RECORDS FOR THE TASK ::
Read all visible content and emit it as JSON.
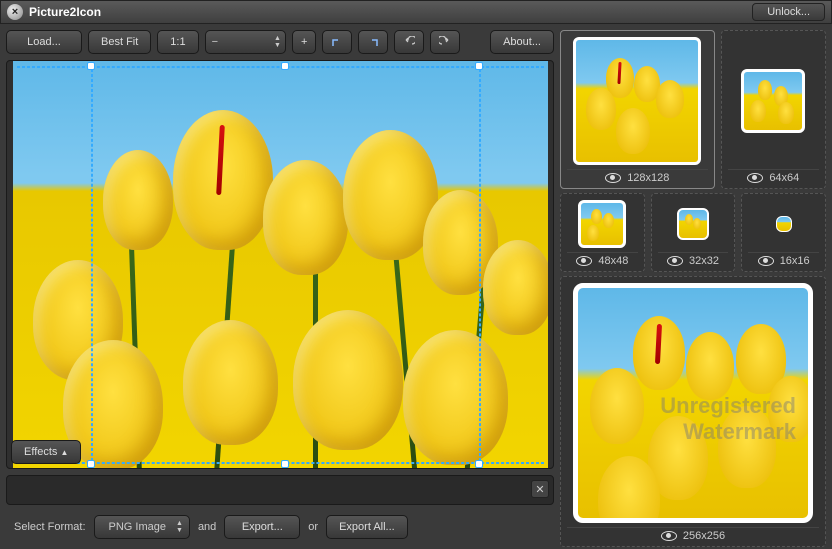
{
  "titlebar": {
    "title": "Picture2Icon",
    "unlock": "Unlock..."
  },
  "toolbar": {
    "load": "Load...",
    "bestfit": "Best Fit",
    "onetoone": "1:1",
    "about": "About...",
    "effects": "Effects"
  },
  "footer": {
    "selectFormat": "Select Format:",
    "format": "PNG Image",
    "and": "and",
    "export": "Export...",
    "or": "or",
    "exportAll": "Export All..."
  },
  "previews": {
    "p128": "128x128",
    "p64": "64x64",
    "p48": "48x48",
    "p32": "32x32",
    "p16": "16x16",
    "p256": "256x256"
  },
  "watermark": {
    "line1": "Unregistered",
    "line2": "Watermark"
  }
}
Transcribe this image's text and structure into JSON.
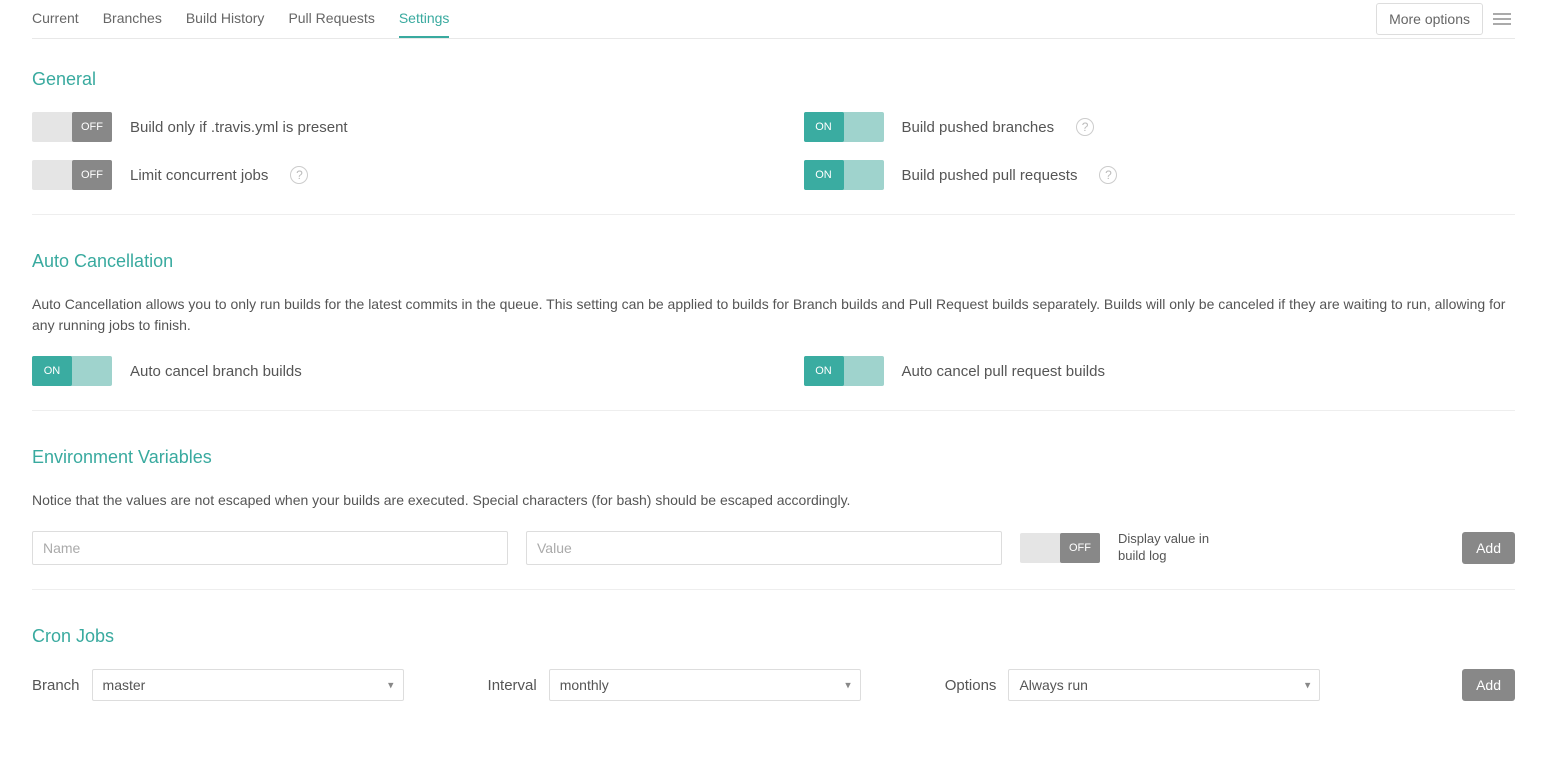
{
  "tabs": {
    "current": "Current",
    "branches": "Branches",
    "build_history": "Build History",
    "pull_requests": "Pull Requests",
    "settings": "Settings"
  },
  "more_options": "More options",
  "toggle_on_label": "ON",
  "toggle_off_label": "OFF",
  "general": {
    "title": "General",
    "travis_yml_label": "Build only if .travis.yml is present",
    "limit_jobs_label": "Limit concurrent jobs",
    "pushed_branches_label": "Build pushed branches",
    "pushed_prs_label": "Build pushed pull requests"
  },
  "auto_cancel": {
    "title": "Auto Cancellation",
    "description": "Auto Cancellation allows you to only run builds for the latest commits in the queue. This setting can be applied to builds for Branch builds and Pull Request builds separately. Builds will only be canceled if they are waiting to run, allowing for any running jobs to finish.",
    "branch_label": "Auto cancel branch builds",
    "pr_label": "Auto cancel pull request builds"
  },
  "env": {
    "title": "Environment Variables",
    "description": "Notice that the values are not escaped when your builds are executed. Special characters (for bash) should be escaped accordingly.",
    "name_placeholder": "Name",
    "value_placeholder": "Value",
    "display_label": "Display value in build log",
    "add_button": "Add"
  },
  "cron": {
    "title": "Cron Jobs",
    "branch_label": "Branch",
    "branch_value": "master",
    "interval_label": "Interval",
    "interval_value": "monthly",
    "options_label": "Options",
    "options_value": "Always run",
    "add_button": "Add"
  }
}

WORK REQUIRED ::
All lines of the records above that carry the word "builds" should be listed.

EXERCISE SOLUTION ::
    "description": "Auto Cancellation allows you to only run builds for the latest commits in the queue. This setting can be applied to builds for Branch builds and Pull Request builds separately. Builds will only be canceled if they are waiting to run, allowing for any running jobs to finish.",
    "branch_label": "Auto cancel branch builds",
    "pr_label": "Auto cancel pull request builds"
    "description": "Notice that the values are not escaped when your builds are executed. Special characters (for bash) should be escaped accordingly.",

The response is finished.